FFRF Stops Public School’s Promotion of Religious Activity (August 31, 2009)

The Freedom From Religion Foundation filed suit on Oct. 10, 2007, against the Cherry Creek School District in Denver, Colo., for illegally urging that children spend an hour a week at a religious institution. Filed on behalf of three parents and their three children, the lawsuit challenges a program known as “40 Developmental Assets.” Defendants are Supt. Monte C. Moses and the school district. The district urges parents to put the assets “to work in your family, your school, and your community,” promises success for children who are “asset-rich,” and warns that not having these assets can “kill you.” Asset 19 states: “Religious Community–Young person spends one or more hours per week in activities in a religious institution.”

“This Asset,” the Foundation legal complaint notes, “is prominently posted in Cherry Creek public schools alongside the photo of a young child with her hands clasped as though in prayer under the title ‘Faith Community.’ ” The “adoption, promotion, endorsement, approval and publicizing of Development Asset 19” by the district “constitute an establishment of religion in violation of the First Amendment to the Constitution,” as well as violating the prohibition against teaching sectarian tenets or doctrines found in the Colorado Constitution. The school district has agreed to stipulate to the Foundation’s request for a protective order, which will keep the identity of the parents and children confidential to protect them from reprisal.

UPDATE: On Sept. 8, 2008, U.S. Dist. Judge Marcia S. Krieger dismissed FFRF’s lawsuit, but gave FFRF 10 days to file an amended brief. Stay tuned.

Round Two: FFRF amended its legal complaint, and linked the violation to the Lutheran Brotherhood in September 2008. Attorney Richard R. Tiernan introduced evidence linking the District’s 40 Developmental Assets to a Lutheran, scripture-based program.

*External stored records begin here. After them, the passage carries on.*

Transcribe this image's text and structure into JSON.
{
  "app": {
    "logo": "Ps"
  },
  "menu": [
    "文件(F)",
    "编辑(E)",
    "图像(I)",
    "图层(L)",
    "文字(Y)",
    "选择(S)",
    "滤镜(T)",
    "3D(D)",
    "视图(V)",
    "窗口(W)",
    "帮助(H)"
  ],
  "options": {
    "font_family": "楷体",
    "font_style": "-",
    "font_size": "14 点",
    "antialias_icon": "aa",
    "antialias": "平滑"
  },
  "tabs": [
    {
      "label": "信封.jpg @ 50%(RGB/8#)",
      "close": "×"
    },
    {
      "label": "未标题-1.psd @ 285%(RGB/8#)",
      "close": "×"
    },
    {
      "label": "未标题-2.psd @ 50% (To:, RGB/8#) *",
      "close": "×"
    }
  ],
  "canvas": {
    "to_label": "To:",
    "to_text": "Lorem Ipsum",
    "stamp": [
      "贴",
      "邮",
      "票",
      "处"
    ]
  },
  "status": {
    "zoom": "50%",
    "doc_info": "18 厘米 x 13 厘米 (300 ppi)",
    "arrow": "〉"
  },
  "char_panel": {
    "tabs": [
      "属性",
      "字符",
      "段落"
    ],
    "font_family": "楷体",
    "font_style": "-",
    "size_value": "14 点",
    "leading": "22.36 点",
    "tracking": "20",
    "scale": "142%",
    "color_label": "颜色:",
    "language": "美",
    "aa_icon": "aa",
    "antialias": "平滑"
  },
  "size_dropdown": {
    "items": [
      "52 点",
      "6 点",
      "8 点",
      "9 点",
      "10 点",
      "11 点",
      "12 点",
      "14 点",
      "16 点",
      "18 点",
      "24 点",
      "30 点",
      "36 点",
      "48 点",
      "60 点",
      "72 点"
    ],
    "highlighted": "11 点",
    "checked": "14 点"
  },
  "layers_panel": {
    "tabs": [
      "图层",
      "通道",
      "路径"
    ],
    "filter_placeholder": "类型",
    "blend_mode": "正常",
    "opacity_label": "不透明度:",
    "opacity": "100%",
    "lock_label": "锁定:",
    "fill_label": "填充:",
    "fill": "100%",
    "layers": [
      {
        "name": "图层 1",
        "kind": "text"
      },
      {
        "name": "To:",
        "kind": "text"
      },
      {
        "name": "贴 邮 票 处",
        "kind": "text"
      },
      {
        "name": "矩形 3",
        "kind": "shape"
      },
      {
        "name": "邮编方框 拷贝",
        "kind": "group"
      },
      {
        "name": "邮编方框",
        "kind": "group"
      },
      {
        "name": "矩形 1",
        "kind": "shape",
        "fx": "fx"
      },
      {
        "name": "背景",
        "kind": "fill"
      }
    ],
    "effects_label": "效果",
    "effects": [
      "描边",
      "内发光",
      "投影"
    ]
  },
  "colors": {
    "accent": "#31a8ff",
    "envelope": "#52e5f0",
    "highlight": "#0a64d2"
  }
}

The Foundation’s refilings document the religious origins and purpose of the assets. “Each of the Assets has a stated biblical underpinning and the history of the Assets program clearly shows that religion is at its core,” states Tiernan. Each asset is actually based on specific biblical references. “Service to others,” for instance, is explicitly based on 1 Isaiah 6 and Romans 12:9-13. Revealing affidavits by two Denver men familiar with the “40 Assets” programs were also filed.

“Plaintiffs contend that the 40 Assets taken as a whole constitute a moral code for young people promulgated by the Lutheran religion or a sect thereof,” which violates the First Amendment, as does Asset 19 taken separately.

The 40 Developmental Assets were developed by the Search Institute (originally known as the Lutheran Youth Group), and it is the Foundation’s belief it continues to be heavily financed by the Lutheran Brotherhood. Institute Board Members include representatives of the National Council of Churches, the National Federation for Catholic Youth Ministry, Outreach National Baptist and National Network of Youth Ministries.

FFRF settled its federal lawsuit in August 2009 after a nearly 2-year protracted legal case. FFRF and the school district agreed to add “secular (nonreligious)” to the list of organizations which the school district was encouraging students to spend “one of more hours per week” in educational or civic pursuits, including not only religious but irreligious.

Freedom From Religion Foundation